:: Recorded data ::
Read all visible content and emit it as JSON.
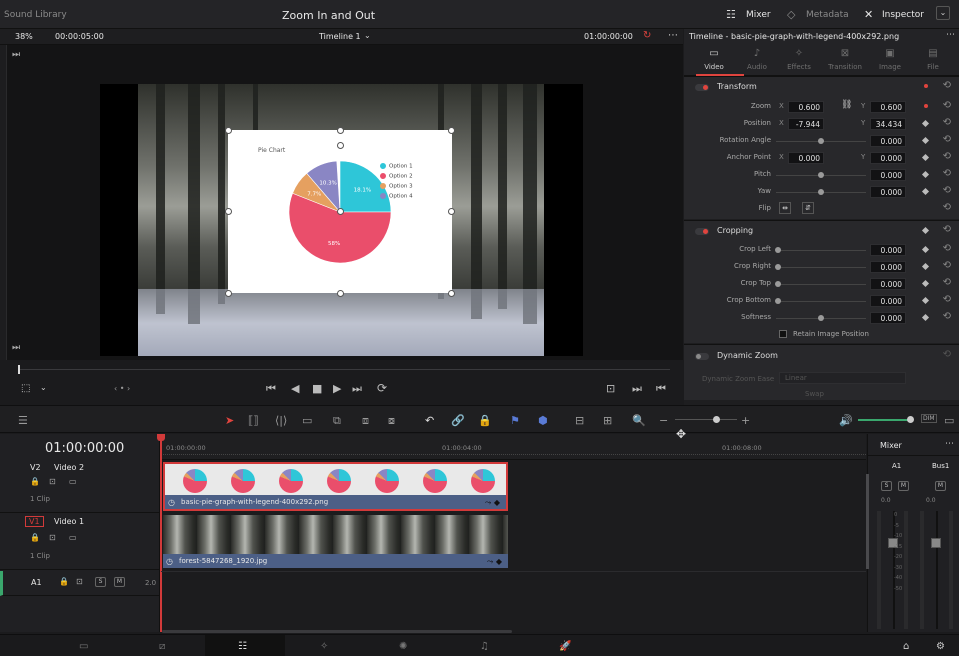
{
  "topbar": {
    "left_panel": "Sound Library",
    "project_title": "Zoom In and Out",
    "mixer": "Mixer",
    "metadata": "Metadata",
    "inspector": "Inspector"
  },
  "viewer_bar": {
    "zoom": "38%",
    "timecode_left": "00:00:05:00",
    "timeline_name": "Timeline 1",
    "timecode_right": "01:00:00:00"
  },
  "inspector": {
    "title": "Timeline - basic-pie-graph-with-legend-400x292.png",
    "tabs": [
      {
        "label": "Video",
        "icon": "video-icon"
      },
      {
        "label": "Audio",
        "icon": "audio-icon"
      },
      {
        "label": "Effects",
        "icon": "effects-icon"
      },
      {
        "label": "Transition",
        "icon": "transition-icon"
      },
      {
        "label": "Image",
        "icon": "image-icon"
      },
      {
        "label": "File",
        "icon": "file-icon"
      }
    ],
    "transform": {
      "title": "Transform",
      "zoom_label": "Zoom",
      "zoom_x": "0.600",
      "zoom_y": "0.600",
      "position_label": "Position",
      "position_x": "-7.944",
      "position_y": "34.434",
      "rotation_label": "Rotation Angle",
      "rotation": "0.000",
      "anchor_label": "Anchor Point",
      "anchor_x": "0.000",
      "anchor_y": "0.000",
      "pitch_label": "Pitch",
      "pitch": "0.000",
      "yaw_label": "Yaw",
      "yaw": "0.000",
      "flip_label": "Flip",
      "x_axis": "X",
      "y_axis": "Y"
    },
    "cropping": {
      "title": "Cropping",
      "left_label": "Crop Left",
      "left": "0.000",
      "right_label": "Crop Right",
      "right": "0.000",
      "top_label": "Crop Top",
      "top": "0.000",
      "bottom_label": "Crop Bottom",
      "bottom": "0.000",
      "softness_label": "Softness",
      "softness": "0.000",
      "retain_label": "Retain Image Position"
    },
    "dynamic_zoom": {
      "title": "Dynamic Zoom",
      "ease_label": "Dynamic Zoom Ease",
      "ease_value": "Linear",
      "swap": "Swap"
    }
  },
  "pie_chart": {
    "title": "Pie Chart",
    "legend": [
      "Option 1",
      "Option 2",
      "Option 3",
      "Option 4"
    ],
    "labels": [
      "18.1%",
      "58%",
      "7.7%",
      "10.3%"
    ],
    "colors": [
      "#2ec6d8",
      "#ea4e6b",
      "#e5a060",
      "#8a86c4"
    ],
    "fractions": [
      0.25,
      0.56,
      0.077,
      0.103
    ]
  },
  "timeline": {
    "timecode": "01:00:00:00",
    "ruler": [
      "01:00:00:00",
      "01:00:04:00",
      "01:00:08:00"
    ],
    "tracks": {
      "v2_id": "V2",
      "v2_name": "Video 2",
      "v2_clips": "1 Clip",
      "v1_id": "V1",
      "v1_name": "Video 1",
      "v1_clips": "1 Clip",
      "a1_id": "A1",
      "a1_level": "2.0"
    },
    "clip_v2": "basic-pie-graph-with-legend-400x292.png",
    "clip_v1": "forest-5847268_1920.jpg"
  },
  "mixer": {
    "title": "Mixer",
    "ch1": "A1",
    "ch2": "Bus1",
    "val1": "0.0",
    "val2": "0.0",
    "scale": [
      "0",
      "-5",
      "-10",
      "-15",
      "-20",
      "-30",
      "-40",
      "-50"
    ]
  },
  "track_buttons": {
    "s": "S",
    "m": "M"
  }
}
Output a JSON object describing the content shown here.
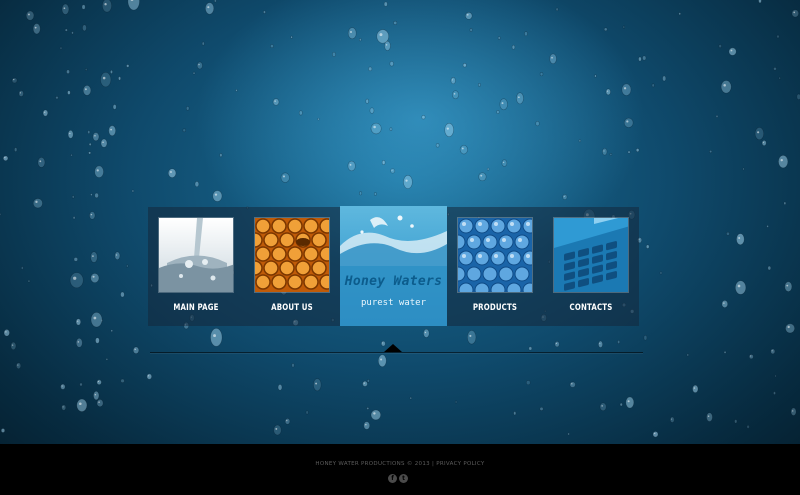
{
  "navigation": {
    "items": [
      {
        "label": "MAIN PAGE",
        "icon": "water-splash-thumb"
      },
      {
        "label": "ABOUT US",
        "icon": "honeycomb-thumb"
      },
      {
        "label": "PRODUCTS",
        "icon": "water-bottles-thumb"
      },
      {
        "label": "CONTACTS",
        "icon": "telephone-keypad-thumb"
      }
    ],
    "home": {
      "title": "Honey Waters",
      "subtitle": "purest water"
    }
  },
  "footer": {
    "copyright": "HONEY WATER PRODUCTIONS © 2013",
    "separator": "|",
    "privacy": "PRIVACY POLICY",
    "social": [
      {
        "icon": "facebook-icon",
        "glyph": "f"
      },
      {
        "icon": "twitter-icon",
        "glyph": "t"
      }
    ]
  },
  "colors": {
    "background": "#0f4a6c",
    "home_card": "#3b9ed0",
    "footer": "#000000"
  }
}
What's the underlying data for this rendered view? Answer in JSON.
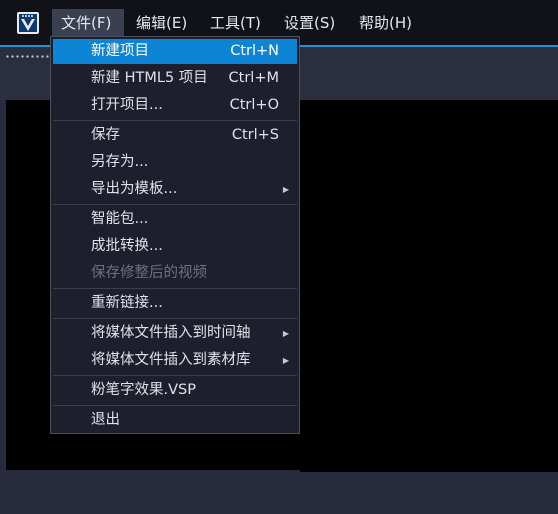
{
  "menubar": {
    "items": [
      {
        "label": "文件(F)"
      },
      {
        "label": "编辑(E)"
      },
      {
        "label": "工具(T)"
      },
      {
        "label": "设置(S)"
      },
      {
        "label": "帮助(H)"
      }
    ]
  },
  "file_menu": {
    "groups": [
      [
        {
          "label": "新建项目",
          "shortcut": "Ctrl+N"
        },
        {
          "label": "新建 HTML5 项目",
          "shortcut": "Ctrl+M"
        },
        {
          "label": "打开项目...",
          "shortcut": "Ctrl+O"
        }
      ],
      [
        {
          "label": "保存",
          "shortcut": "Ctrl+S"
        },
        {
          "label": "另存为..."
        },
        {
          "label": "导出为模板..."
        }
      ],
      [
        {
          "label": "智能包..."
        },
        {
          "label": "成批转换..."
        },
        {
          "label": "保存修整后的视频"
        }
      ],
      [
        {
          "label": "重新链接..."
        }
      ],
      [
        {
          "label": "将媒体文件插入到时间轴"
        },
        {
          "label": "将媒体文件插入到素材库"
        }
      ],
      [
        {
          "label": "粉笔字效果.VSP"
        }
      ],
      [
        {
          "label": "退出"
        }
      ]
    ]
  },
  "colors": {
    "accent": "#0e85d4",
    "menubar_bg": "#101218",
    "menu_bg": "#1d202c",
    "disabled_text": "#6b7082"
  },
  "icons": {
    "app_logo": "app-logo-icon",
    "submenu": "chevron-right-icon"
  }
}
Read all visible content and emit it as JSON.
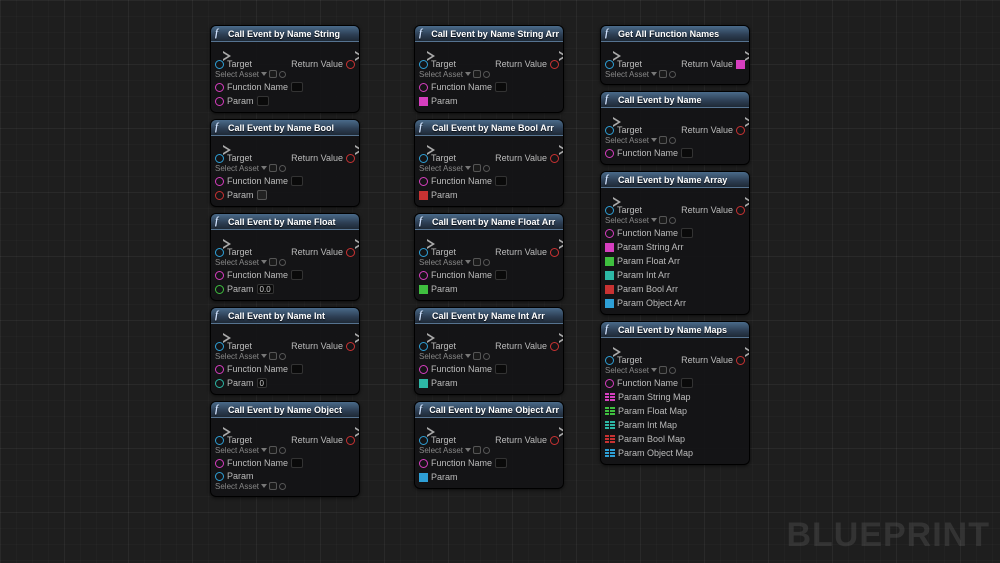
{
  "watermark": "BLUEPRINT",
  "common": {
    "target": "Target",
    "select_asset": "Select Asset",
    "return_value": "Return Value",
    "function_name": "Function Name",
    "param": "Param",
    "zero": "0",
    "zero_float": "0.0"
  },
  "columns": [
    {
      "nodes": [
        {
          "title": "Call Event by Name String",
          "param_type": "textbox",
          "param_value": ""
        },
        {
          "title": "Call Event by Name Bool",
          "param_type": "checkbox"
        },
        {
          "title": "Call Event by Name Float",
          "param_type": "textbox",
          "param_value": "0.0",
          "param_pin": "green"
        },
        {
          "title": "Call Event by Name Int",
          "param_type": "textbox",
          "param_value": "0",
          "param_pin": "teal"
        },
        {
          "title": "Call Event by Name Object",
          "param_type": "asset"
        }
      ]
    },
    {
      "nodes": [
        {
          "title": "Call Event by Name String Arr",
          "arr_pin": "magenta"
        },
        {
          "title": "Call Event by Name Bool Arr",
          "arr_pin": "red"
        },
        {
          "title": "Call Event by Name Float Arr",
          "arr_pin": "green"
        },
        {
          "title": "Call Event by Name Int Arr",
          "arr_pin": "teal"
        },
        {
          "title": "Call Event by Name Object Arr",
          "arr_pin": "blue"
        }
      ]
    },
    {
      "nodes": [
        {
          "title": "Get All Function Names",
          "kind": "getnames"
        },
        {
          "title": "Call Event by Name",
          "kind": "noparam"
        },
        {
          "title": "Call Event by Name Array",
          "kind": "arraylist",
          "params": [
            {
              "label": "Param String Arr",
              "color": "magenta"
            },
            {
              "label": "Param Float Arr",
              "color": "green"
            },
            {
              "label": "Param Int Arr",
              "color": "teal"
            },
            {
              "label": "Param Bool Arr",
              "color": "red"
            },
            {
              "label": "Param Object Arr",
              "color": "blue"
            }
          ]
        },
        {
          "title": "Call Event by Name Maps",
          "kind": "maplist",
          "params": [
            {
              "label": "Param String Map",
              "color": "magenta"
            },
            {
              "label": "Param Float Map",
              "color": "green"
            },
            {
              "label": "Param Int Map",
              "color": "teal"
            },
            {
              "label": "Param Bool Map",
              "color": "red"
            },
            {
              "label": "Param Object Map",
              "color": "blue"
            }
          ]
        }
      ]
    }
  ]
}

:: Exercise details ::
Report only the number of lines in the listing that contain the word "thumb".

:: Result ::
4